Clothing retailer Gap will use the agreement to help towards its goal of reducing absolute Scope 1 and 2 greenhouse gas emissions by 50% over the coming year
US-based international clothing and accessories retailer Gap has signed a virtual power purchase agreement (VPPA) with Enel Green Power North America for the Aurora wind project, currently in development in North Dakota.
The latest 12-year agreement marks the largest offsite renewable contract signed by Gap and is expected to help in reaching its goal to reduce absolute Scope 1 and 2 greenhouse gas (GHG) emissions for its owned and operated facilities by 50% by 2020.
Gap president and chief executive officer Art Peck said: “We have a responsibility to reduce our climate impact. For Gap, being a part of the climate solution means making strategic investments in clean energy generation.
“Today we have secured a path to achieving our 2020 goal, but we must do more. I’m proud to commit to renewable energy for 100 percent of our stores, headquarters and distribution centers globally by 2030.”

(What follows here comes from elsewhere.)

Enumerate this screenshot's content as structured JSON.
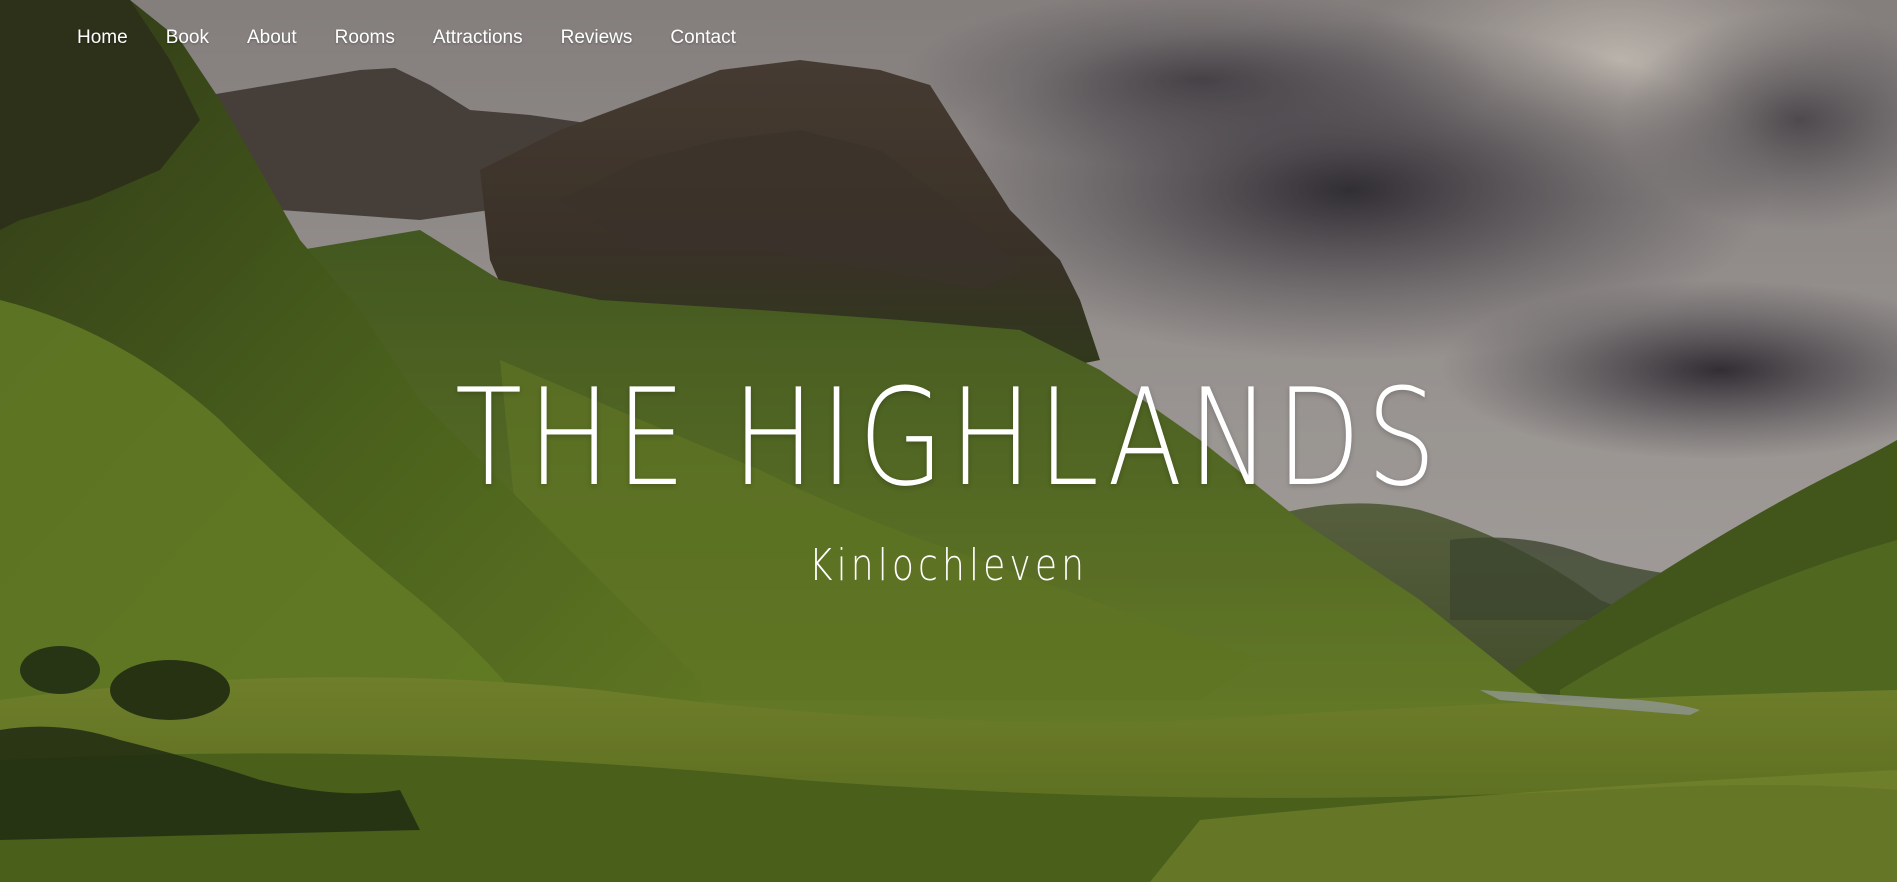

Operating across the world with more than 3,300 stores, the majority of Gap’s stores are leased and located in buildings and malls owned by landlords. This limits its scope of onsite renewable energy assets execution.
Through the PPA with Enel Green Power, the company is expected to meet its renewable energy goal by combining its distributed electricity load in the US and purchase wind energy for the needs of more than 1,500 retail stores in its portfolio.
Gap to buy 90MW portion of total power generated by the wind project
The 90MW wind electricity output to be purchased by the clothing and accessory retailer from the 299MW Aurora project accounts for approximately 374GWh per year, and is expected to reduce GHG emissions equivalent to the carbon reduction of eliminating 60,000 passenger cars from the road annually.
Located in Williams and Mountrail counties in North Dakota, the Aurora wind project is expected to be operational by the end of 2020, generating approximately 1.3 TWh annually, while avoiding the emission of around 880,000 tonnes of CO2 per year.